## TASK REQUIREMENTS
Strip out the pictures and output each remaining line of the data word for word.

[Dataset rows describing interfaces]
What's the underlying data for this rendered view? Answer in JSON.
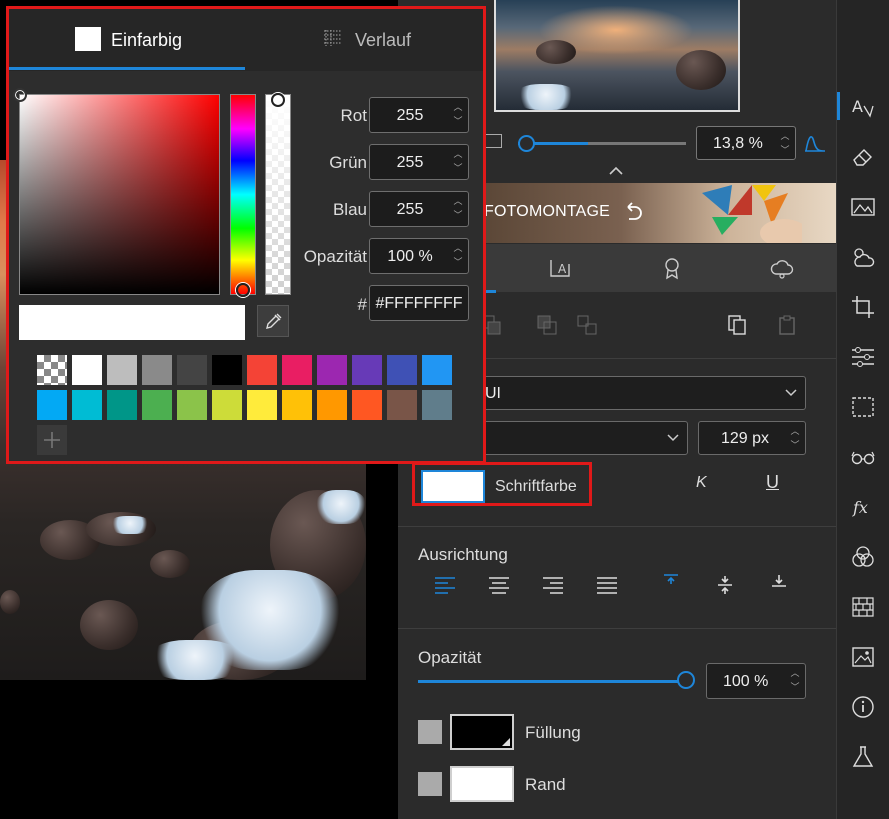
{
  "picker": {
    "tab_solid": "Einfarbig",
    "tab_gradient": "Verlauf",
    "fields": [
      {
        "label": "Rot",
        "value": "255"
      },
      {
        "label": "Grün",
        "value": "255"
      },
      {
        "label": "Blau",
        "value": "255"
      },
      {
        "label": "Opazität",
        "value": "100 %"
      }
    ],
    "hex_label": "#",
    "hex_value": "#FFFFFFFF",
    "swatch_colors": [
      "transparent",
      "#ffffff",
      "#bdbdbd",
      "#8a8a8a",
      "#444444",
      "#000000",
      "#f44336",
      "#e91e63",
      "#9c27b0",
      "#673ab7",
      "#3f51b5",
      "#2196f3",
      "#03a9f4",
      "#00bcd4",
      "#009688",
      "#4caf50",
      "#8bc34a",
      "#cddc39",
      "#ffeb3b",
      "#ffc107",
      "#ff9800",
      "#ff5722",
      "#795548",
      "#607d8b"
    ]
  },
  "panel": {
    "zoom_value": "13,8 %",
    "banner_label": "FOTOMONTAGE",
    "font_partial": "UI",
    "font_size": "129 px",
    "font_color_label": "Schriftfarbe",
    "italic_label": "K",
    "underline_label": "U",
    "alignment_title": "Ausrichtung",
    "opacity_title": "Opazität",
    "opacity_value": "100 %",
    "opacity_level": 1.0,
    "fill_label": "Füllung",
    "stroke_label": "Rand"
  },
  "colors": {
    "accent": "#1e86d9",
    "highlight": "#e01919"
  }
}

## EXERCISE ANSWER
What's the underlying data for this rendered view? Answer in JSON.
{
  "picker": {
    "tab_solid": "Einfarbig",
    "tab_gradient": "Verlauf",
    "fields": [
      {
        "label": "Rot",
        "value": "255"
      },
      {
        "label": "Grün",
        "value": "255"
      },
      {
        "label": "Blau",
        "value": "255"
      },
      {
        "label": "Opazität",
        "value": "100 %"
      }
    ],
    "hex_label": "#",
    "hex_value": "#FFFFFFFF",
    "swatch_colors": [
      "transparent",
      "#ffffff",
      "#bdbdbd",
      "#8a8a8a",
      "#444444",
      "#000000",
      "#f44336",
      "#e91e63",
      "#9c27b0",
      "#673ab7",
      "#3f51b5",
      "#2196f3",
      "#03a9f4",
      "#00bcd4",
      "#009688",
      "#4caf50",
      "#8bc34a",
      "#cddc39",
      "#ffeb3b",
      "#ffc107",
      "#ff9800",
      "#ff5722",
      "#795548",
      "#607d8b"
    ]
  },
  "panel": {
    "zoom_value": "13,8 %",
    "banner_label": "FOTOMONTAGE",
    "font_partial": "UI",
    "font_size": "129 px",
    "font_color_label": "Schriftfarbe",
    "italic_label": "K",
    "underline_label": "U",
    "alignment_title": "Ausrichtung",
    "opacity_title": "Opazität",
    "opacity_value": "100 %",
    "opacity_level": 1.0,
    "fill_label": "Füllung",
    "stroke_label": "Rand"
  },
  "colors": {
    "accent": "#1e86d9",
    "highlight": "#e01919"
  }
}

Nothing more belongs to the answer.